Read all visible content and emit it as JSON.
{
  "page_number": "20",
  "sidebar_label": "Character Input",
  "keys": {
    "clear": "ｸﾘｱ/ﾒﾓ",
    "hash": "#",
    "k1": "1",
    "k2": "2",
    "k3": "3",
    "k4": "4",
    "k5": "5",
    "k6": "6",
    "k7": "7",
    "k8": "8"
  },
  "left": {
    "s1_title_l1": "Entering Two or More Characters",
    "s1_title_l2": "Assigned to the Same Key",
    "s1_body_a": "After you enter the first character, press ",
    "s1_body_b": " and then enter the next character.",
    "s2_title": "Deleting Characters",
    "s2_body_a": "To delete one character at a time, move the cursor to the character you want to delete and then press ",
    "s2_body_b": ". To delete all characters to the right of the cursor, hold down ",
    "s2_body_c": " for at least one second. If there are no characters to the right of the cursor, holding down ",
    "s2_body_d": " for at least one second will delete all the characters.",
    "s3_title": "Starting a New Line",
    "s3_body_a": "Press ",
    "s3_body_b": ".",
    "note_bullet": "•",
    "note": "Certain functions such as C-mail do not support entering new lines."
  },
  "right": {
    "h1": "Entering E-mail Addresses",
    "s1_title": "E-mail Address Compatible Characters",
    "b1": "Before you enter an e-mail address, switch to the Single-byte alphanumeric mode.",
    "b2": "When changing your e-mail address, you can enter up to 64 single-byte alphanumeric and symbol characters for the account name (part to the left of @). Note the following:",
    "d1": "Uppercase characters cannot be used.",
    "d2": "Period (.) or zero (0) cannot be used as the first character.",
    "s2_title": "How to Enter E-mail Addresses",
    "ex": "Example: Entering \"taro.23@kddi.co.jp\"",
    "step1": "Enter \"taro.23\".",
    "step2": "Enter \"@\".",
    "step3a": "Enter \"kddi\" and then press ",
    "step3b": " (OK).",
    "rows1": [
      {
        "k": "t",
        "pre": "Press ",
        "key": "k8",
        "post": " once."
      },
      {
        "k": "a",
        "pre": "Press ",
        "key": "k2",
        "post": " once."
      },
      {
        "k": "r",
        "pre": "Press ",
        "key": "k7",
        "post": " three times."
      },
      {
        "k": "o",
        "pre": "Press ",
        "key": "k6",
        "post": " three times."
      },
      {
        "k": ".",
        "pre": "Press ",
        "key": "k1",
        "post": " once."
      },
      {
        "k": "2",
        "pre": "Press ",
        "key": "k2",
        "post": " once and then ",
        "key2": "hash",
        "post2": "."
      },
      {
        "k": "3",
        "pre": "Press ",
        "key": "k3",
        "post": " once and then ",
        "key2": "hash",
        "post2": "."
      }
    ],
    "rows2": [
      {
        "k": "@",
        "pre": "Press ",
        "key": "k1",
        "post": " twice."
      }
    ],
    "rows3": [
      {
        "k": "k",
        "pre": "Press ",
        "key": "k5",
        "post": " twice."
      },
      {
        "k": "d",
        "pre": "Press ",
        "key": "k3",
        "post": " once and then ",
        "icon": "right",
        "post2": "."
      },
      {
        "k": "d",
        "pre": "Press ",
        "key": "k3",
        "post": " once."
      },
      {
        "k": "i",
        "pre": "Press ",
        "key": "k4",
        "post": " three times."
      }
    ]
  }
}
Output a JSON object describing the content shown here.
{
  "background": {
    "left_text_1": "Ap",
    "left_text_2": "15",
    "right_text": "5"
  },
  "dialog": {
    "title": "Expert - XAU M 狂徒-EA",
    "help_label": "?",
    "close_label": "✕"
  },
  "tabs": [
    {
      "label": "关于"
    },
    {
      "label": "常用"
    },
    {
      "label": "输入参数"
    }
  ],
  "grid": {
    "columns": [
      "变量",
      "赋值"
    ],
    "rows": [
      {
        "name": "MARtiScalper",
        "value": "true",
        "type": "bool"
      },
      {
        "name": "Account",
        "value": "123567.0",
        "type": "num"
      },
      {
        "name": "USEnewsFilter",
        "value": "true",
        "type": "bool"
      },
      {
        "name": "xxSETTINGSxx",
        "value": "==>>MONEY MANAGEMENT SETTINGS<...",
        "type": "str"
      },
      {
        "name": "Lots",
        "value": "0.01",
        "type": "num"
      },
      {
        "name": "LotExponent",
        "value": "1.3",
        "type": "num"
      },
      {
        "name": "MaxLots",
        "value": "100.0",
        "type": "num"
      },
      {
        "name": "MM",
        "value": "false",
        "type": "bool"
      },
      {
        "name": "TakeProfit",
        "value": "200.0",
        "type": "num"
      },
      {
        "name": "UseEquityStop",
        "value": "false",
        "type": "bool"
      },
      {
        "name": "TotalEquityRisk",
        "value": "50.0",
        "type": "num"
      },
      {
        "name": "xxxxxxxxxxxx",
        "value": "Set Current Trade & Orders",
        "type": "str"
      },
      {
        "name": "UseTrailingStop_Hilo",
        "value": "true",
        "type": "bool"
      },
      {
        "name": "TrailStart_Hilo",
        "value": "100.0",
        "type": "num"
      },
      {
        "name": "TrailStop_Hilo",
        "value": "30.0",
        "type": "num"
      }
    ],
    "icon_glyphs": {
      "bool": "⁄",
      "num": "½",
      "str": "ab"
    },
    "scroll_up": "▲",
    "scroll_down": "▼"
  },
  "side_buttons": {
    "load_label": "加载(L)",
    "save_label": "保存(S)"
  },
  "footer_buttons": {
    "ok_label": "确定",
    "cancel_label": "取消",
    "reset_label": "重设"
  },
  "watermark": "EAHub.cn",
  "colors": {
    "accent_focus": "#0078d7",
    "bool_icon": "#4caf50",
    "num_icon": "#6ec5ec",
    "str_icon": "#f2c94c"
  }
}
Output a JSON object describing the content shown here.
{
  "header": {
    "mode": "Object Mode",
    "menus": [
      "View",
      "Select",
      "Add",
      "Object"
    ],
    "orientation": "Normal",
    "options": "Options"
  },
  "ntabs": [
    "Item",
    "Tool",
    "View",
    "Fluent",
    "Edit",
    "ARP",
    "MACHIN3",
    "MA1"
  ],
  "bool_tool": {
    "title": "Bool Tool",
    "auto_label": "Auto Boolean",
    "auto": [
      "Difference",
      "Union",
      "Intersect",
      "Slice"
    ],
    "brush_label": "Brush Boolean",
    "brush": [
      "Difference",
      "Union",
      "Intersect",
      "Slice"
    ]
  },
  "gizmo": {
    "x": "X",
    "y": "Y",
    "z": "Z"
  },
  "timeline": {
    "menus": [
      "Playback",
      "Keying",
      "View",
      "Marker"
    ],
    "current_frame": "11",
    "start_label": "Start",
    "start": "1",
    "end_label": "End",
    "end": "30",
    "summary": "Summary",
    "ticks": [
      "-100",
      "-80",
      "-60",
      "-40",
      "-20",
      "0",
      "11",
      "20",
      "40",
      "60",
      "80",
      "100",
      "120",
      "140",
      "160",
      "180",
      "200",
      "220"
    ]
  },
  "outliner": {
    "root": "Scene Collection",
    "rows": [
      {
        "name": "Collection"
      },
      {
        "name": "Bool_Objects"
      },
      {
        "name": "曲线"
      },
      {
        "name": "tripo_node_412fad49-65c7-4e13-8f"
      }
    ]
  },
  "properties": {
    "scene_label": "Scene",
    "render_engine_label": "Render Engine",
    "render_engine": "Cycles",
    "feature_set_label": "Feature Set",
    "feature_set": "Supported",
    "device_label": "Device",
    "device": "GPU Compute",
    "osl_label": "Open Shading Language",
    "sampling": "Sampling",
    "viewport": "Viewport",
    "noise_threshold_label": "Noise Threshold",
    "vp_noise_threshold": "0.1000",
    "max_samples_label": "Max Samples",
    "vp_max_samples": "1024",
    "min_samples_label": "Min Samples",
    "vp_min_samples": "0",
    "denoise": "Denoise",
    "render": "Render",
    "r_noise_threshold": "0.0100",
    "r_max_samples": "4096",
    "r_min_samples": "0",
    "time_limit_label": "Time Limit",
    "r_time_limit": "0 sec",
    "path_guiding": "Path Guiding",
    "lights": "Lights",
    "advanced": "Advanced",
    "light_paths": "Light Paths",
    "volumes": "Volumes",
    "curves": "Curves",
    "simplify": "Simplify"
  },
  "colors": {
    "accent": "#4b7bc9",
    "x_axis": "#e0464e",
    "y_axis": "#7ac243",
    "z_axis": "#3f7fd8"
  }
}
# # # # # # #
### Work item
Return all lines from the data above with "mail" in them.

### Output for this exercise
    "note": "Certain functions such as C-mail do not support entering new lines."
    "h1": "Entering E-mail Addresses",
    "s1_title": "E-mail Address Compatible Characters",
    "b1": "Before you enter an e-mail address, switch to the Single-byte alphanumeric mode.",
    "b2": "When changing your e-mail address, you can enter up to 64 single-byte alphanumeric and symbol characters for the account name (part to the left of @). Note the following:",
    "s2_title": "How to Enter E-mail Addresses",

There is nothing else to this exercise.